**WORK INSTRUCTIONS:**
The listing beneath should be written out in full, exactly as shown.

== Segment start ==

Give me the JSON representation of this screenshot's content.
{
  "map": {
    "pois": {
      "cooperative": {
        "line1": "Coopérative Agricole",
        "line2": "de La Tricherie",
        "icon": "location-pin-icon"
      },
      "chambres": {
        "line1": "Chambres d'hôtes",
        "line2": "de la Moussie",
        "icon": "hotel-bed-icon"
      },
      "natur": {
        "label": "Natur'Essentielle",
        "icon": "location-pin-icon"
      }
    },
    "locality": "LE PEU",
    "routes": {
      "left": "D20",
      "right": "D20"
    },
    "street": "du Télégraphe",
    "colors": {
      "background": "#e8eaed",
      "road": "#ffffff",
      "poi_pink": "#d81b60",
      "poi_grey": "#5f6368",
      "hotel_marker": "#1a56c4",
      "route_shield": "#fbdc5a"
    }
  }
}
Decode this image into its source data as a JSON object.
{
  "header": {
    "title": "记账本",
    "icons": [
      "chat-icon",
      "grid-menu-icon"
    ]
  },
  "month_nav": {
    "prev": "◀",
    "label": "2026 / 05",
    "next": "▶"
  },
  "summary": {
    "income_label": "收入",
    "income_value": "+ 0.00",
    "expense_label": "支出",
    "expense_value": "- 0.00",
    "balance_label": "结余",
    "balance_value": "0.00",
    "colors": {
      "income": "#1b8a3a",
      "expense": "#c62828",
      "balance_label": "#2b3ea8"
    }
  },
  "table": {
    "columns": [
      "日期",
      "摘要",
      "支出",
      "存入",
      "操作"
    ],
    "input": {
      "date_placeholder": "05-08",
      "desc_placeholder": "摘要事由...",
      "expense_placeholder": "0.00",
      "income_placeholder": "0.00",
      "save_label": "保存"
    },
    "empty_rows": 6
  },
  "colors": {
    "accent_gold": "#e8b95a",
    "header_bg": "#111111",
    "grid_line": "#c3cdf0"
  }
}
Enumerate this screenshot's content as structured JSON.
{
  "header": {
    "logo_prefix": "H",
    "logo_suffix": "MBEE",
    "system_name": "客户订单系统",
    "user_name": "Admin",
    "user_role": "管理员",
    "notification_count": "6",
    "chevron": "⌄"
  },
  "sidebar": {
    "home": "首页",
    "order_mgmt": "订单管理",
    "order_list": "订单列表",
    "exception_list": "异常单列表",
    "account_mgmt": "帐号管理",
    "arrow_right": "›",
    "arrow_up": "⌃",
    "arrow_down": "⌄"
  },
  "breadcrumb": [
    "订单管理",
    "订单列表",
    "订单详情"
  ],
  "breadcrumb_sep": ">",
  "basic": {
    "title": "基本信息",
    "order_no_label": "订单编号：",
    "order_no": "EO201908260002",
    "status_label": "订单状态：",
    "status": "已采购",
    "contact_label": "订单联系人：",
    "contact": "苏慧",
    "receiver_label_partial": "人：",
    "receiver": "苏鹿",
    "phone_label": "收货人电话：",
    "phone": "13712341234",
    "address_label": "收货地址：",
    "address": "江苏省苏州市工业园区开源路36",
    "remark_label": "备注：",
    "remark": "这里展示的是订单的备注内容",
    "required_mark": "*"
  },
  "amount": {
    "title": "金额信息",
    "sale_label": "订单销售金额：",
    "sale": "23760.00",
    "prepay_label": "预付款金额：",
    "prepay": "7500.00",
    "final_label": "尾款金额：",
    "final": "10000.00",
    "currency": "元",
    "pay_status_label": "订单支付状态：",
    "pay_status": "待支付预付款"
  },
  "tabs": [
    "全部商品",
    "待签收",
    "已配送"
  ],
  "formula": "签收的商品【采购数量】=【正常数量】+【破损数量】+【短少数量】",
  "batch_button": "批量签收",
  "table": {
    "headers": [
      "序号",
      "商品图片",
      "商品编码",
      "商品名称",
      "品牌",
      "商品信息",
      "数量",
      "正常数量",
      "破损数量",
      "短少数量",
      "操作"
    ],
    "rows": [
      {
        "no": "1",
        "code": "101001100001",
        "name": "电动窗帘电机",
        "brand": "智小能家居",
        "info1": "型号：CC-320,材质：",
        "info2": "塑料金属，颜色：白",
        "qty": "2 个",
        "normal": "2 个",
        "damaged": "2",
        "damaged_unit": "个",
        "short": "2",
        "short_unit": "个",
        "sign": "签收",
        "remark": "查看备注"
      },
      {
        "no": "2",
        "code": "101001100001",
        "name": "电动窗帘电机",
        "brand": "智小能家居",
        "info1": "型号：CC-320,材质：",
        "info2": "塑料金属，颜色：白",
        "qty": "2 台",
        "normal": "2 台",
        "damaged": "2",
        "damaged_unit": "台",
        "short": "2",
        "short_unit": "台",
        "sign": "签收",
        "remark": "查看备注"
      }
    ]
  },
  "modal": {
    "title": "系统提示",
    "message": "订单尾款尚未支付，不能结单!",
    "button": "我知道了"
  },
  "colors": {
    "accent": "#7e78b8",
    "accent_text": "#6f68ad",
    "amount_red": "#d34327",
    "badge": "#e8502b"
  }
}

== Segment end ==

**SOLVED EXERCISE:**
Give me the JSON representation of this screenshot's content.
{
  "map": {
    "pois": {
      "cooperative": {
        "line1": "Coopérative Agricole",
        "line2": "de La Tricherie",
        "icon": "location-pin-icon"
      },
      "chambres": {
        "line1": "Chambres d'hôtes",
        "line2": "de la Moussie",
        "icon": "hotel-bed-icon"
      },
      "natur": {
        "label": "Natur'Essentielle",
        "icon": "location-pin-icon"
      }
    },
    "locality": "LE PEU",
    "routes": {
      "left": "D20",
      "right": "D20"
    },
    "street": "du Télégraphe",
    "colors": {
      "background": "#e8eaed",
      "road": "#ffffff",
      "poi_pink": "#d81b60",
      "poi_grey": "#5f6368",
      "hotel_marker": "#1a56c4",
      "route_shield": "#fbdc5a"
    }
  }
}
Decode this image into its source data as a JSON object.
{
  "header": {
    "title": "记账本",
    "icons": [
      "chat-icon",
      "grid-menu-icon"
    ]
  },
  "month_nav": {
    "prev": "◀",
    "label": "2026 / 05",
    "next": "▶"
  },
  "summary": {
    "income_label": "收入",
    "income_value": "+ 0.00",
    "expense_label": "支出",
    "expense_value": "- 0.00",
    "balance_label": "结余",
    "balance_value": "0.00",
    "colors": {
      "income": "#1b8a3a",
      "expense": "#c62828",
      "balance_label": "#2b3ea8"
    }
  },
  "table": {
    "columns": [
      "日期",
      "摘要",
      "支出",
      "存入",
      "操作"
    ],
    "input": {
      "date_placeholder": "05-08",
      "desc_placeholder": "摘要事由...",
      "expense_placeholder": "0.00",
      "income_placeholder": "0.00",
      "save_label": "保存"
    },
    "empty_rows": 6
  },
  "colors": {
    "accent_gold": "#e8b95a",
    "header_bg": "#111111",
    "grid_line": "#c3cdf0"
  }
}
Enumerate this screenshot's content as structured JSON.
{
  "header": {
    "logo_prefix": "H",
    "logo_suffix": "MBEE",
    "system_name": "客户订单系统",
    "user_name": "Admin",
    "user_role": "管理员",
    "notification_count": "6",
    "chevron": "⌄"
  },
  "sidebar": {
    "home": "首页",
    "order_mgmt": "订单管理",
    "order_list": "订单列表",
    "exception_list": "异常单列表",
    "account_mgmt": "帐号管理",
    "arrow_right": "›",
    "arrow_up": "⌃",
    "arrow_down": "⌄"
  },
  "breadcrumb": [
    "订单管理",
    "订单列表",
    "订单详情"
  ],
  "breadcrumb_sep": ">",
  "basic": {
    "title": "基本信息",
    "order_no_label": "订单编号：",
    "order_no": "EO201908260002",
    "status_label": "订单状态：",
    "status": "已采购",
    "contact_label": "订单联系人：",
    "contact": "苏慧",
    "receiver_label_partial": "人：",
    "receiver": "苏鹿",
    "phone_label": "收货人电话：",
    "phone": "13712341234",
    "address_label": "收货地址：",
    "address": "江苏省苏州市工业园区开源路36",
    "remark_label": "备注：",
    "remark": "这里展示的是订单的备注内容",
    "required_mark": "*"
  },
  "amount": {
    "title": "金额信息",
    "sale_label": "订单销售金额：",
    "sale": "23760.00",
    "prepay_label": "预付款金额：",
    "prepay": "7500.00",
    "final_label": "尾款金额：",
    "final": "10000.00",
    "currency": "元",
    "pay_status_label": "订单支付状态：",
    "pay_status": "待支付预付款"
  },
  "tabs": [
    "全部商品",
    "待签收",
    "已配送"
  ],
  "formula": "签收的商品【采购数量】=【正常数量】+【破损数量】+【短少数量】",
  "batch_button": "批量签收",
  "table": {
    "headers": [
      "序号",
      "商品图片",
      "商品编码",
      "商品名称",
      "品牌",
      "商品信息",
      "数量",
      "正常数量",
      "破损数量",
      "短少数量",
      "操作"
    ],
    "rows": [
      {
        "no": "1",
        "code": "101001100001",
        "name": "电动窗帘电机",
        "brand": "智小能家居",
        "info1": "型号：CC-320,材质：",
        "info2": "塑料金属，颜色：白",
        "qty": "2 个",
        "normal": "2 个",
        "damaged": "2",
        "damaged_unit": "个",
        "short": "2",
        "short_unit": "个",
        "sign": "签收",
        "remark": "查看备注"
      },
      {
        "no": "2",
        "code": "101001100001",
        "name": "电动窗帘电机",
        "brand": "智小能家居",
        "info1": "型号：CC-320,材质：",
        "info2": "塑料金属，颜色：白",
        "qty": "2 台",
        "normal": "2 台",
        "damaged": "2",
        "damaged_unit": "台",
        "short": "2",
        "short_unit": "台",
        "sign": "签收",
        "remark": "查看备注"
      }
    ]
  },
  "modal": {
    "title": "系统提示",
    "message": "订单尾款尚未支付，不能结单!",
    "button": "我知道了"
  },
  "colors": {
    "accent": "#7e78b8",
    "accent_text": "#6f68ad",
    "amount_red": "#d34327",
    "badge": "#e8502b"
  }
}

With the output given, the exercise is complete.